. . . reason number two to invest a little time, effort and money into learning how to sew. How often do you buy pants? I probably buy about 12 pairs a year, or one a month. Thats a conservative estimate (and sometimes I buy skirts instead), but lets use it as a base. I, being not short but neither tall, find that pretty much every pair of pants I buy has to be hemmed. Sometimes just a bit, but sometimes QUITE a bit . . . especially in the case of fancy schmancy jeans that are ALWAYS cut yards too long. Hemming at my local tailor costs $12 to $15 per pair of pants and takes a full week to complete. Hemming at my kitchen table with my sewing machine is free and takes about 30 minutes to complete.
Using my conservative estimates, thats $144 a year I've saved hemming my own pants. And in case that doesn't appeal to your thrifty side (don't worry, I don't really have a thrifty side either) let it appeal to your impatient side. I bought the pair of jeans pictured then took them home, hemmed them and wore them out the same night. Meanwhile, although my sewing machine was a gift (thanks mom and dad!), one years worth of pants hemming expenses could've covered the cost for sure. Here's how:

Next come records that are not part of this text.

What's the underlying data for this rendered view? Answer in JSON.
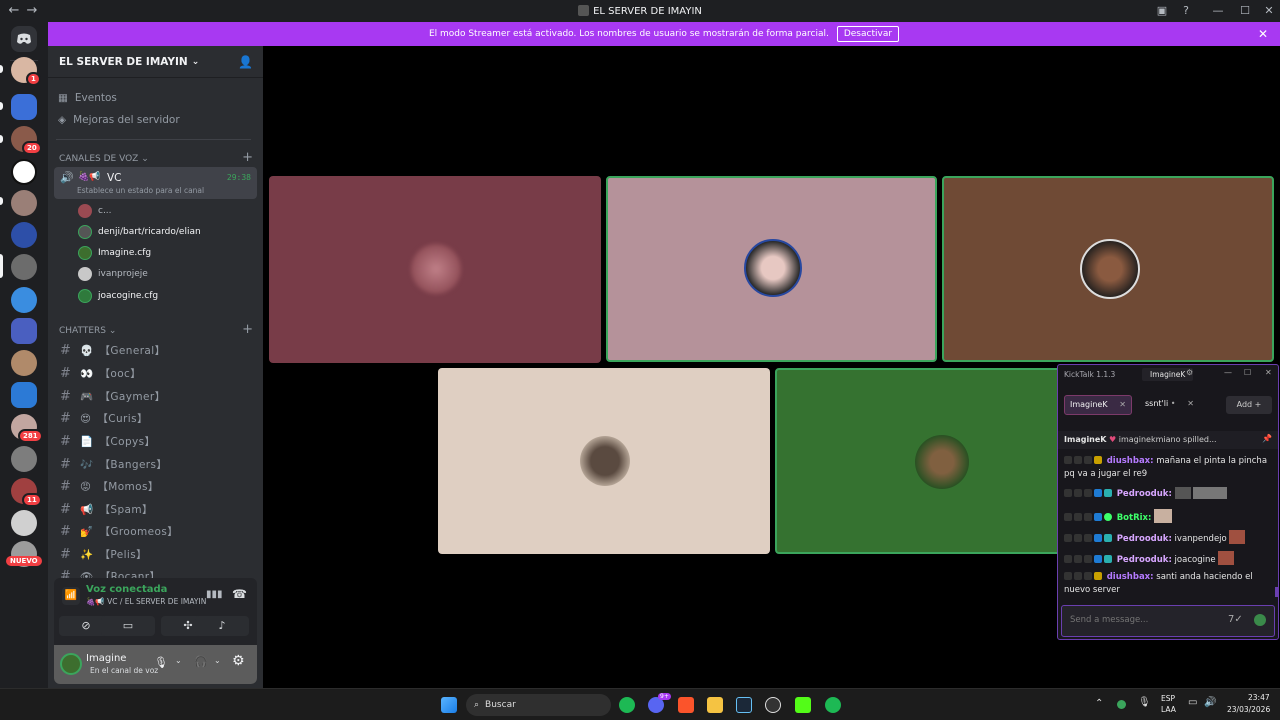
{
  "window": {
    "title": "EL SERVER DE IMAYIN"
  },
  "colors": {
    "accent": "#a839f2",
    "speaking": "#3ba55c",
    "sidebar": "#2b2d31",
    "guildbar": "#1e1f22"
  },
  "banner": {
    "text": "El modo Streamer está activado. Los nombres de usuario se mostrarán de forma parcial.",
    "button": "Desactivar"
  },
  "guilds": {
    "badges": [
      "1",
      "20",
      "281",
      "11"
    ],
    "new_label": "NUEVO"
  },
  "server": {
    "name": "EL SERVER DE IMAYIN"
  },
  "sidebar": {
    "events": "Eventos",
    "boosts": "Mejoras del servidor",
    "voice_category": "Canales de voz",
    "vc": {
      "name": "VC",
      "timer": "29:38",
      "status": "Establece un estado para el canal"
    },
    "voice_users": [
      "c...",
      "denji/bart/ricardo/elian",
      "Imagine.cfg",
      "ivanprojeje",
      "joacogine.cfg"
    ],
    "text_category": "CHATTERS",
    "channels": [
      {
        "icon": "💀",
        "name": "【General】"
      },
      {
        "icon": "👀",
        "name": "【ooc】"
      },
      {
        "icon": "🎮",
        "name": "【Gaymer】"
      },
      {
        "icon": "😍",
        "name": "【Curis】"
      },
      {
        "icon": "📄",
        "name": "【Copys】"
      },
      {
        "icon": "🎶",
        "name": "【Bangers】"
      },
      {
        "icon": "😡",
        "name": "【Momos】"
      },
      {
        "icon": "📢",
        "name": "【Spam】"
      },
      {
        "icon": "💅",
        "name": "【Groomeos】"
      },
      {
        "icon": "✨",
        "name": "【Pelis】"
      },
      {
        "icon": "👁",
        "name": "【Rocanr】"
      }
    ]
  },
  "voice_panel": {
    "status": "Voz conectada",
    "channel": "VC / EL SERVER DE IMAYIN"
  },
  "user_panel": {
    "name": "Imagine",
    "status": "En el canal de voz"
  },
  "kicktalk": {
    "title": "KickTalk 1.1.3",
    "account": "ImagineK",
    "tabs": [
      {
        "label": "ImagineK"
      },
      {
        "label": "ssnt'li"
      }
    ],
    "add_label": "Add",
    "pinned_user": "ImagineK",
    "pinned_text": "imaginekmiano spilled...",
    "messages": [
      {
        "user": "diushbax:",
        "color": "#b57bff",
        "text": "mañana el pinta la pincha pq va a jugar el re9"
      },
      {
        "user": "Pedrooduk:",
        "color": "#d7a6ff",
        "text": ""
      },
      {
        "user": "BotRix:",
        "color": "#3dff6a",
        "text": ""
      },
      {
        "user": "Pedrooduk:",
        "color": "#d7a6ff",
        "text": "ivanpendejo"
      },
      {
        "user": "Pedrooduk:",
        "color": "#d7a6ff",
        "text": "joacogine"
      },
      {
        "user": "diushbax:",
        "color": "#b57bff",
        "text": "santi anda haciendo el nuevo server"
      }
    ],
    "input_placeholder": "Send a message..."
  },
  "taskbar": {
    "search": "Buscar",
    "lang1": "ESP",
    "lang2": "LAA",
    "time": "23:47",
    "date": "23/03/2026",
    "discord_badge": "9+"
  }
}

You'll need: A sewing machine with a zig zag and a straight stitch, an iron and ironing board, thread (you can use black, blue, whatever . . . special, extra strong "jeans thread" is available at sewing stores and is what I have used here), a few straight pins, sharp scissors

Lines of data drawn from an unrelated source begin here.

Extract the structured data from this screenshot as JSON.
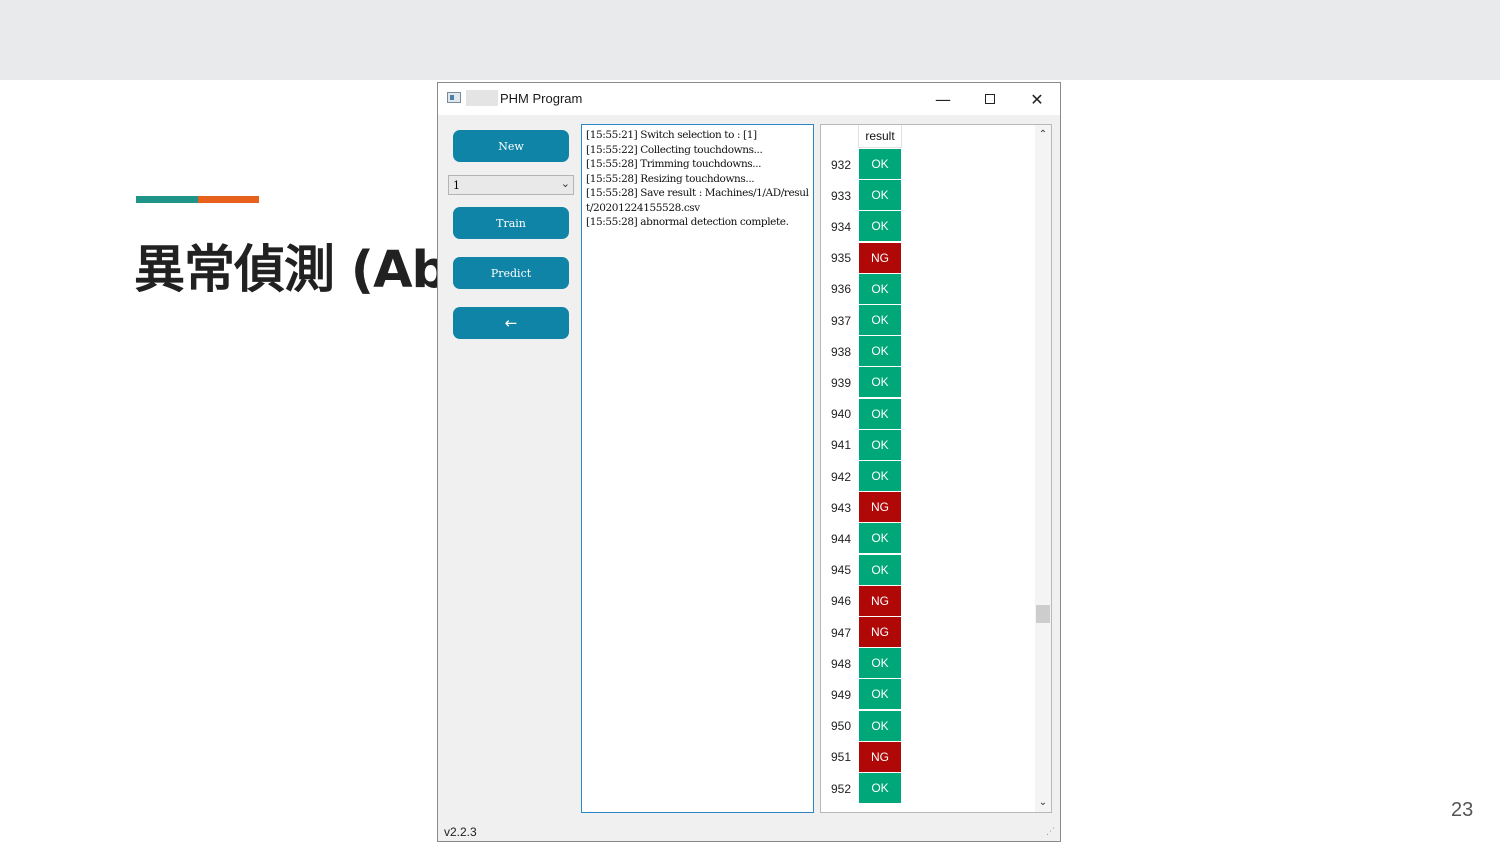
{
  "slide": {
    "title": "異常偵測 (Ab",
    "page_number": "23"
  },
  "window": {
    "title": "PHM Program",
    "controls": {
      "minimize": "—",
      "close": "✕"
    }
  },
  "sidebar": {
    "new_label": "New",
    "selection_value": "1",
    "train_label": "Train",
    "predict_label": "Predict",
    "back_label": "←"
  },
  "log": {
    "lines": [
      "[15:55:21] Switch selection to : [1]",
      "[15:55:22] Collecting touchdowns...",
      "[15:55:28] Trimming touchdowns...",
      "[15:55:28] Resizing touchdowns...",
      "[15:55:28] Save result : Machines/1/AD/result/20201224155528.csv",
      "[15:55:28] abnormal detection complete."
    ]
  },
  "results_table": {
    "column_header": "result",
    "rows": [
      {
        "index": "932",
        "result": "OK"
      },
      {
        "index": "933",
        "result": "OK"
      },
      {
        "index": "934",
        "result": "OK"
      },
      {
        "index": "935",
        "result": "NG"
      },
      {
        "index": "936",
        "result": "OK"
      },
      {
        "index": "937",
        "result": "OK"
      },
      {
        "index": "938",
        "result": "OK"
      },
      {
        "index": "939",
        "result": "OK"
      },
      {
        "index": "940",
        "result": "OK"
      },
      {
        "index": "941",
        "result": "OK"
      },
      {
        "index": "942",
        "result": "OK"
      },
      {
        "index": "943",
        "result": "NG"
      },
      {
        "index": "944",
        "result": "OK"
      },
      {
        "index": "945",
        "result": "OK"
      },
      {
        "index": "946",
        "result": "NG"
      },
      {
        "index": "947",
        "result": "NG"
      },
      {
        "index": "948",
        "result": "OK"
      },
      {
        "index": "949",
        "result": "OK"
      },
      {
        "index": "950",
        "result": "OK"
      },
      {
        "index": "951",
        "result": "NG"
      },
      {
        "index": "952",
        "result": "OK"
      }
    ]
  },
  "footer": {
    "version": "v2.2.3"
  },
  "colors": {
    "ok": "#00a779",
    "ng": "#b00707",
    "button": "#0f84a7",
    "accent_teal": "#1f9488",
    "accent_orange": "#e8611c"
  }
}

1) put your jeans on
2) put shoes on (this is important . . .try your jeans on with the type of shoes you intend to wear them with most often. Usually the lower the shoe heel, the shorter the pants should be.)

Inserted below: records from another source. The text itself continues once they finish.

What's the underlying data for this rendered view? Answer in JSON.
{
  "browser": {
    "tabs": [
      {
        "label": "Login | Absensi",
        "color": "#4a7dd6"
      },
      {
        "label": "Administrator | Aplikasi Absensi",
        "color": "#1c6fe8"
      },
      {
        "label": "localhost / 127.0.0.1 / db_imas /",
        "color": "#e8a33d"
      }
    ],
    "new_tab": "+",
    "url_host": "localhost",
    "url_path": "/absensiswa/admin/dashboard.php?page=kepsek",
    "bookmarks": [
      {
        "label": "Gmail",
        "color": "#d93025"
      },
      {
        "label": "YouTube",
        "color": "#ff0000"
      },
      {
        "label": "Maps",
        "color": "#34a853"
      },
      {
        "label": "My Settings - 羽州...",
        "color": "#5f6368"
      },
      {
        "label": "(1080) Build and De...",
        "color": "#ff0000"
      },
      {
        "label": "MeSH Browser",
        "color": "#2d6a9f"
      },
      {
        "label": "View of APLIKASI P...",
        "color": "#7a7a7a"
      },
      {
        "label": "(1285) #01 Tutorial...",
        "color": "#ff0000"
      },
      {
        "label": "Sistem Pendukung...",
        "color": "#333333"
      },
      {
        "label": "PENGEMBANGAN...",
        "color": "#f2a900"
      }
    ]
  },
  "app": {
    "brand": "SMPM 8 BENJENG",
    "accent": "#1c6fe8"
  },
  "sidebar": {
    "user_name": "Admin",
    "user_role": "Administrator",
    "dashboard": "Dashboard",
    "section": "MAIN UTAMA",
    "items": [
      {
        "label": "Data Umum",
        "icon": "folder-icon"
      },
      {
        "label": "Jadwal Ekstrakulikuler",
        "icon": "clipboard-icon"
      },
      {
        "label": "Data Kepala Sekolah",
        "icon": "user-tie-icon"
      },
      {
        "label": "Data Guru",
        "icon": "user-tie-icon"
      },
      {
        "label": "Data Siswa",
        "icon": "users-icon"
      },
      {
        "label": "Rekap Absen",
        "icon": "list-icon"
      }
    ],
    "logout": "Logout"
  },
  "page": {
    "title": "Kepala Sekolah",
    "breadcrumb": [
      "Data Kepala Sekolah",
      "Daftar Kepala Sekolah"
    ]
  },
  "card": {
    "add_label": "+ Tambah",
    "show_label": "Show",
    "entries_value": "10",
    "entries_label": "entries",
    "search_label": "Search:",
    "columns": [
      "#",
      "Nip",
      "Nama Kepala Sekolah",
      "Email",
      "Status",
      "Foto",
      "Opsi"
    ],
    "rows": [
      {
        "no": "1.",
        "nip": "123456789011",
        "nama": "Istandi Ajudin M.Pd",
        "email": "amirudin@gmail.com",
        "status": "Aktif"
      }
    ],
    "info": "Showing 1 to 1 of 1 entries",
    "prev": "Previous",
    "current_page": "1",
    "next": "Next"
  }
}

3) play around with the hem of one leg by folding the excess material under until you find a length you like. Pin the front and back at this length.
4) take your jeans off. careful. there are pins in them.
5) zip your jeans up, fold them in half evenly lining up the waistband and lay them on the floor with the pinned leg on top.
6) eyeball measure about 2 finger lengths from the hem you have pinned and chop the pinned leg
7) chop the unpinned leg using the first leg as a guide
8) turn the jeans inside out
10) iron a finger width hem on each leg (so that the folded up fabric is on the inside of your jeans, but towards you since your jeans are inside out)
11) zig zag stitch around each leg . . . be careful not to pull too much on the fabric, especially if your jeans have stretch. Just let the machine pull your fabric through for you, otherwise you'll end up with turning and puckering.
12) fold under and iron another finger width hem
13) straight stitch this time
14) turn them right side out
15) iron hems flat to finish
16) wear your new jeans out, shake booty, take over world, etc. etc.
Listening: Maximo Park- "Girls Who Play Guitars"